We arrived at Death Valley all set up to solve the mystery of the Racetrack Playa’s incredible sailing stones. But things don’t always turn out the way you expect them to…
This remote, dry-mud area of one of America’s youngest national parks is strewn with small rocks and larger boulders of dolomite, all of which have long tracks trailing behind them in the hard pancake-flat surface, clear evidence that these seemingly stationary objects traverse, often significant distances, across the park’s dry lake. This phenomenon has been scientific conundrum since the 1940s, and I have always found this particular geological mystery a particularly fascinating one. Are these rocks moved by hurricane strength winds, rain, dust devils or other natural forces, perhaps? Everyone had his or her own hypothesis.
And so, when we had the opportunity to visit Death Valley on our latest US road trip, we made sure we had booked a tour of the legendary racetrack!
As luck would have it, however, we started our tour in the knowledge that scientists had only the day before our trip announced that they had observed the rocks in motion earlier in the year, thus drawing a line under decades of speculation and establishing a new scientific theory. The theory was made public across the United States on the morning of Thursday the 28th August. What timing?!
First Observation of Rocks in Motion
The scientists we need to thank for unraveling this enigma are Richard and James Norris, who published their findings in PLOS One (details below). To conduct their experiments, they used a weather station together with GPS instrumented rocks to track their movement, but they were also fortunate enough to capture on camera the rocks in motion one morning in December 2013. Whilst they have succeeded where many have failed for 60 years, their revelations tell of a form of “Goldilocks” scenario, where conditions have to be “just right” for is phenomenon to unfold.
One of the essential elements was rain, and in one of the driest places on Earth, rain is not present in the valley very often. Indeed the report notes that the movement in the rocks could be as sporadic as over years and decades, due to the extreme lack of rainfall in the area. To trigger the event, rain would need to fall in the area to create a pond to a depth that would leave part of the rocks exposed above the surface, and the temperature would then need to plummet sufficiently to freeze the pond. The rocks were observed moving on sunny, clear days, when steady but light winds would cause floating ice to break-up and push rocks easily along the wet and slick mud of the playa. The tracks themselves were only visible when the water subsided from the plain. And there you have it: the unexplained finally explained! (You can read the full publication at http://www.plosone.org/article/info%3Adoi%2F10.1371%2Fjournal.pone.0105948)
Whilst some part of me was sad that we finally knew how these rocks glide through the mud, it was exciting to observe these marvels and understand and appreciate what we were seeing in their natural surroundings. The journey to the playa is in itself worth doing. A thirty mile off road track heading South-West from Ubehebe Crater and takes you through a myriad of different landscapes including volcanic areas and a Joshua Tree forest.

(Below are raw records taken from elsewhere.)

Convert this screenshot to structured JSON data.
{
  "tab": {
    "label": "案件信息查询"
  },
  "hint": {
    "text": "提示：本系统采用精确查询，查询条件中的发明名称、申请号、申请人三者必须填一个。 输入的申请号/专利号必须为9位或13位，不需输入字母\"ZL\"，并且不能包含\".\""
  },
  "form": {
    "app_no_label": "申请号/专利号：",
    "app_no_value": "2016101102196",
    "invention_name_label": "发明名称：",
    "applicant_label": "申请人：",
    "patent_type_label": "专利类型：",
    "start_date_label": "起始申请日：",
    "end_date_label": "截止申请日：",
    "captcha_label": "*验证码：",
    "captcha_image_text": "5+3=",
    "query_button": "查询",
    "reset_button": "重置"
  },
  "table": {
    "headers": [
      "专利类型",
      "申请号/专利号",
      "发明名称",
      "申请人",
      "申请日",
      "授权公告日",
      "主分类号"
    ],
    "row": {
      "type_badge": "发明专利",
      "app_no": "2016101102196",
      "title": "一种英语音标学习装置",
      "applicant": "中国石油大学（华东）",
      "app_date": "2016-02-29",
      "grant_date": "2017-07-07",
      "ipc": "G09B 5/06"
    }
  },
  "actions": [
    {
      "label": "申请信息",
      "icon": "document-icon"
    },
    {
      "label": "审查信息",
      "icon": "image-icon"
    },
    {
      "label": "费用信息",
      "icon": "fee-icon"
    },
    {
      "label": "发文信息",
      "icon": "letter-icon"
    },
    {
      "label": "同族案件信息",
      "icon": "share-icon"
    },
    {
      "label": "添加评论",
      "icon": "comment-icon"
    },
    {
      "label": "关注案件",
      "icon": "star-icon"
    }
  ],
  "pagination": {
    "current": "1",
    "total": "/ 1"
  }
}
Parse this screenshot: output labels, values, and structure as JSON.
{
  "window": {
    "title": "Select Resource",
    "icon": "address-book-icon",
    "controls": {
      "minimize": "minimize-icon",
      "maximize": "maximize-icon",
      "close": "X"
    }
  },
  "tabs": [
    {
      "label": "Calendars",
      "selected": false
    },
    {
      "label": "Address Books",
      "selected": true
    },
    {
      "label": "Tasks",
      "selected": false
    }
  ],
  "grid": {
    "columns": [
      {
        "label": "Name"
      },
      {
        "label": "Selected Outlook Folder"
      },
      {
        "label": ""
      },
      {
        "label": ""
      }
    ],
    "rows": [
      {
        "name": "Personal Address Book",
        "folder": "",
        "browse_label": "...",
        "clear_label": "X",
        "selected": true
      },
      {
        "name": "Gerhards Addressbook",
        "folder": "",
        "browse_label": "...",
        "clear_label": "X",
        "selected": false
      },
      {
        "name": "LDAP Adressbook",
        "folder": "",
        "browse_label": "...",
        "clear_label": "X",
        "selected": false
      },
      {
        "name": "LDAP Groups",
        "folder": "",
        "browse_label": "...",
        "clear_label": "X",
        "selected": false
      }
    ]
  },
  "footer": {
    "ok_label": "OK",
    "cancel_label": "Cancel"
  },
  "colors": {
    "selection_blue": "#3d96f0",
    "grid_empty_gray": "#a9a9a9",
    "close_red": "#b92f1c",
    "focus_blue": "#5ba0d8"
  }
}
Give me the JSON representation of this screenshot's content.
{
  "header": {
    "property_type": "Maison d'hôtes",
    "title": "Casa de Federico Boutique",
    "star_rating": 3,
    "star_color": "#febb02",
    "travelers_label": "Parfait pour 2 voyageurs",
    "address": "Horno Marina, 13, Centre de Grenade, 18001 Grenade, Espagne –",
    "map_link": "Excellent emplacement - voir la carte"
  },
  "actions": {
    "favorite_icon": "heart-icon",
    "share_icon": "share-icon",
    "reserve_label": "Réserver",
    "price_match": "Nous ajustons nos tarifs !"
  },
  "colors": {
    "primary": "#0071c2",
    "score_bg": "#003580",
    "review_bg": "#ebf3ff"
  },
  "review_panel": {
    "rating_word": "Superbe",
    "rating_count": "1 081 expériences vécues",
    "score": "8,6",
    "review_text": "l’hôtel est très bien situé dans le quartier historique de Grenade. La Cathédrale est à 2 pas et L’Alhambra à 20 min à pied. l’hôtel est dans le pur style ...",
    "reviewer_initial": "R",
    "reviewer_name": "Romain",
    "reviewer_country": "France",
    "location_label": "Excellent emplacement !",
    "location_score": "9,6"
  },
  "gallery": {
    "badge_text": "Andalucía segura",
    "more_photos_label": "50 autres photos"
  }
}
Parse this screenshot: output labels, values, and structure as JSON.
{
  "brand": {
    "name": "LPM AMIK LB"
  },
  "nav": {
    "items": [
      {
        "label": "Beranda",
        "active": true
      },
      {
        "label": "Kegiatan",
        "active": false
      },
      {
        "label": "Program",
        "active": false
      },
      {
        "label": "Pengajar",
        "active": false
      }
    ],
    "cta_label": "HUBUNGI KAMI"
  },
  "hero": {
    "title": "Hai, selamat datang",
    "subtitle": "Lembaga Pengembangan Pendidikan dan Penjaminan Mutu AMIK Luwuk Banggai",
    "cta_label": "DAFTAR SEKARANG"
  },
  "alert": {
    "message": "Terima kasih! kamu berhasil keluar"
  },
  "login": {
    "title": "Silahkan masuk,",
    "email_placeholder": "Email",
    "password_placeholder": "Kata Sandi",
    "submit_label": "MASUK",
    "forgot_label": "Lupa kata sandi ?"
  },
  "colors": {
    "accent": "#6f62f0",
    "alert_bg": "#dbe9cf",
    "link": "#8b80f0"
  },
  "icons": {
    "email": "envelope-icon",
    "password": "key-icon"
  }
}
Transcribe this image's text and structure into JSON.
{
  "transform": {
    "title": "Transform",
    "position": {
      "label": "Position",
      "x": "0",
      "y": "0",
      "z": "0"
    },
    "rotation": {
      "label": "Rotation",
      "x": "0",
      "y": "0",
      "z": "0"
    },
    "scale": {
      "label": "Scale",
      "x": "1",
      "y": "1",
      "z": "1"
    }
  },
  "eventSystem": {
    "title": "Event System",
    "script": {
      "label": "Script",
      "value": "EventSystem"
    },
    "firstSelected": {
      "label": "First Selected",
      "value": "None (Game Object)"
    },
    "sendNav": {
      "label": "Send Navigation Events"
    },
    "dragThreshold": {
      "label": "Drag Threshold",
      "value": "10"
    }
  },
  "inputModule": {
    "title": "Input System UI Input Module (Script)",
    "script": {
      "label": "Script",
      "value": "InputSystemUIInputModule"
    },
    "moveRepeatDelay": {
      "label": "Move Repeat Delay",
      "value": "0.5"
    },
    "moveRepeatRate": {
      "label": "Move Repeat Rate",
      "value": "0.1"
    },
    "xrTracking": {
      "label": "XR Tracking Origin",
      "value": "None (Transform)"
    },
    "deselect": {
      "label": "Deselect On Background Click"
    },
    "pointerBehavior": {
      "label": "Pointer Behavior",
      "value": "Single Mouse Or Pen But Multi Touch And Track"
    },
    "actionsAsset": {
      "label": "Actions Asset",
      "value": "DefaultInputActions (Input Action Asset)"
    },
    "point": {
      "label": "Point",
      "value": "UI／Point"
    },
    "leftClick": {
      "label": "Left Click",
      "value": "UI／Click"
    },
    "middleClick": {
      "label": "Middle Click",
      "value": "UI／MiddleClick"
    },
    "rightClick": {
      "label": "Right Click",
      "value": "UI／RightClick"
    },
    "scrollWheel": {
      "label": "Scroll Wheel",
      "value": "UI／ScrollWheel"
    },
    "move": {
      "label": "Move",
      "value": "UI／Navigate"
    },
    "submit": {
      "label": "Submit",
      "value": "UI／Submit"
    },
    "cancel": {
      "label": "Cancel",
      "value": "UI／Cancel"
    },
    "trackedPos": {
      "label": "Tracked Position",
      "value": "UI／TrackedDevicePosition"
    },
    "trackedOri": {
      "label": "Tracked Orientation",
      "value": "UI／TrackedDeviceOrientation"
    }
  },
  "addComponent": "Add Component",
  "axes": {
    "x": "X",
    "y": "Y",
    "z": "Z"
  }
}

We would, however, recommend hiring a guide as the journey is treacherous and being stranded in the remote desert would be fatal, with Summer temperatures reaching the 120 degrees Fahrenheit and no cell-reception to call for help. We had a fantastic guide Gerry, from Farabee’s Jeep hire!
Farabee’s Jeep Rentals – http://www.farabeesjeeprentals.com
Furnace creek – http://www.furnacecreekresort.com
Death Valley National Park – http://www.nps.gov/deva/index.htm